--- What to produce ---
Quote all of the entries word for word.

--- Dataset entries ---
*****

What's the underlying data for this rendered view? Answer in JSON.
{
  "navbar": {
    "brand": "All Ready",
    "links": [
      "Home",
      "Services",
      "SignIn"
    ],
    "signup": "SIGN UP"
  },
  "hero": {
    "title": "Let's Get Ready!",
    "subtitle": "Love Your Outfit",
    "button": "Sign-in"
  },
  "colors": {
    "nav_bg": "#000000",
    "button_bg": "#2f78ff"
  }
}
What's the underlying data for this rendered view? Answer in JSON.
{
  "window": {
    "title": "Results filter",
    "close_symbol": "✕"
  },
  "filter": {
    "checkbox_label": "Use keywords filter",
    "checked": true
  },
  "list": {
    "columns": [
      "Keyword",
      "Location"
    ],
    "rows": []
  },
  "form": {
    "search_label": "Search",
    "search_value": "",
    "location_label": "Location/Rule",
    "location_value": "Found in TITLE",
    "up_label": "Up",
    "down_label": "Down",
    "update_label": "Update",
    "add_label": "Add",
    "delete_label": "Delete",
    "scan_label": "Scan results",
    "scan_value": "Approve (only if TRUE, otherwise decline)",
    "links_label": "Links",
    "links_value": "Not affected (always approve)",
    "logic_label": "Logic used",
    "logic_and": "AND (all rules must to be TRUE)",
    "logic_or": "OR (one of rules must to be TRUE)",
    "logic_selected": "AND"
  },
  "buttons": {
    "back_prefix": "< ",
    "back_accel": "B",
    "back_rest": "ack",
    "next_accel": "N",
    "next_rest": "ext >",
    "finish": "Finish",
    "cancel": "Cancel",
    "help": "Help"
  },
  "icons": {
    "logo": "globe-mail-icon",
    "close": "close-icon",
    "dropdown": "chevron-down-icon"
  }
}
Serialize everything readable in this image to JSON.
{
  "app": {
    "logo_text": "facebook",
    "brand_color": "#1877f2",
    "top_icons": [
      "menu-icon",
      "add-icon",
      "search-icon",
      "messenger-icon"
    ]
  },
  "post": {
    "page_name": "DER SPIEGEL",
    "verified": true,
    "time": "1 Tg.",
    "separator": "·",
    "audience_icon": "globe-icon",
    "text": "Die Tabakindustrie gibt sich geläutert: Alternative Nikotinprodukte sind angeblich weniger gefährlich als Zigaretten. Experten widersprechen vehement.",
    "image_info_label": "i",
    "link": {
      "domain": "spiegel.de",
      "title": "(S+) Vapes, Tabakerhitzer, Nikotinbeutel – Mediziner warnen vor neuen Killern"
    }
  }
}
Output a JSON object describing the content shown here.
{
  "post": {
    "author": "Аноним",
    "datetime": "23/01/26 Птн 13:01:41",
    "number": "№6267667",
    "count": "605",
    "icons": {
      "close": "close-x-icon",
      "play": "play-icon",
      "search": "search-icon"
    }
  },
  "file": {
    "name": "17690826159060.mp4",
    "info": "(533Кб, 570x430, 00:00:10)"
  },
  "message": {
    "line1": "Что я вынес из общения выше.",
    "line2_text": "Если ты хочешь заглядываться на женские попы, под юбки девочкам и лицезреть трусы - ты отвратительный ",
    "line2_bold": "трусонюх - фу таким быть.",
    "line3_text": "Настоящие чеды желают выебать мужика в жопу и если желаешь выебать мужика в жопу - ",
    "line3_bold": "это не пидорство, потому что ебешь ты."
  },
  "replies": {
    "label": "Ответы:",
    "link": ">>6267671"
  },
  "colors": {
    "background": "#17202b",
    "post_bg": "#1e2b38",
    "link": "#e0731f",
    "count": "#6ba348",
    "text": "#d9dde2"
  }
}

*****

--- Response below ---
What's the underlying data for this rendered view? Answer in JSON.
{
  "navbar": {
    "brand": "All Ready",
    "links": [
      "Home",
      "Services",
      "SignIn"
    ],
    "signup": "SIGN UP"
  },
  "hero": {
    "title": "Let's Get Ready!",
    "subtitle": "Love Your Outfit",
    "button": "Sign-in"
  },
  "colors": {
    "nav_bg": "#000000",
    "button_bg": "#2f78ff"
  }
}
What's the underlying data for this rendered view? Answer in JSON.
{
  "window": {
    "title": "Results filter",
    "close_symbol": "✕"
  },
  "filter": {
    "checkbox_label": "Use keywords filter",
    "checked": true
  },
  "list": {
    "columns": [
      "Keyword",
      "Location"
    ],
    "rows": []
  },
  "form": {
    "search_label": "Search",
    "search_value": "",
    "location_label": "Location/Rule",
    "location_value": "Found in TITLE",
    "up_label": "Up",
    "down_label": "Down",
    "update_label": "Update",
    "add_label": "Add",
    "delete_label": "Delete",
    "scan_label": "Scan results",
    "scan_value": "Approve (only if TRUE, otherwise decline)",
    "links_label": "Links",
    "links_value": "Not affected (always approve)",
    "logic_label": "Logic used",
    "logic_and": "AND (all rules must to be TRUE)",
    "logic_or": "OR (one of rules must to be TRUE)",
    "logic_selected": "AND"
  },
  "buttons": {
    "back_prefix": "< ",
    "back_accel": "B",
    "back_rest": "ack",
    "next_accel": "N",
    "next_rest": "ext >",
    "finish": "Finish",
    "cancel": "Cancel",
    "help": "Help"
  },
  "icons": {
    "logo": "globe-mail-icon",
    "close": "close-icon",
    "dropdown": "chevron-down-icon"
  }
}
Serialize everything readable in this image to JSON.
{
  "app": {
    "logo_text": "facebook",
    "brand_color": "#1877f2",
    "top_icons": [
      "menu-icon",
      "add-icon",
      "search-icon",
      "messenger-icon"
    ]
  },
  "post": {
    "page_name": "DER SPIEGEL",
    "verified": true,
    "time": "1 Tg.",
    "separator": "·",
    "audience_icon": "globe-icon",
    "text": "Die Tabakindustrie gibt sich geläutert: Alternative Nikotinprodukte sind angeblich weniger gefährlich als Zigaretten. Experten widersprechen vehement.",
    "image_info_label": "i",
    "link": {
      "domain": "spiegel.de",
      "title": "(S+) Vapes, Tabakerhitzer, Nikotinbeutel – Mediziner warnen vor neuen Killern"
    }
  }
}
Output a JSON object describing the content shown here.
{
  "post": {
    "author": "Аноним",
    "datetime": "23/01/26 Птн 13:01:41",
    "number": "№6267667",
    "count": "605",
    "icons": {
      "close": "close-x-icon",
      "play": "play-icon",
      "search": "search-icon"
    }
  },
  "file": {
    "name": "17690826159060.mp4",
    "info": "(533Кб, 570x430, 00:00:10)"
  },
  "message": {
    "line1": "Что я вынес из общения выше.",
    "line2_text": "Если ты хочешь заглядываться на женские попы, под юбки девочкам и лицезреть трусы - ты отвратительный ",
    "line2_bold": "трусонюх - фу таким быть.",
    "line3_text": "Настоящие чеды желают выебать мужика в жопу и если желаешь выебать мужика в жопу - ",
    "line3_bold": "это не пидорство, потому что ебешь ты."
  },
  "replies": {
    "label": "Ответы:",
    "link": ">>6267671"
  },
  "colors": {
    "background": "#17202b",
    "post_bg": "#1e2b38",
    "link": "#e0731f",
    "count": "#6ba348",
    "text": "#d9dde2"
  }
}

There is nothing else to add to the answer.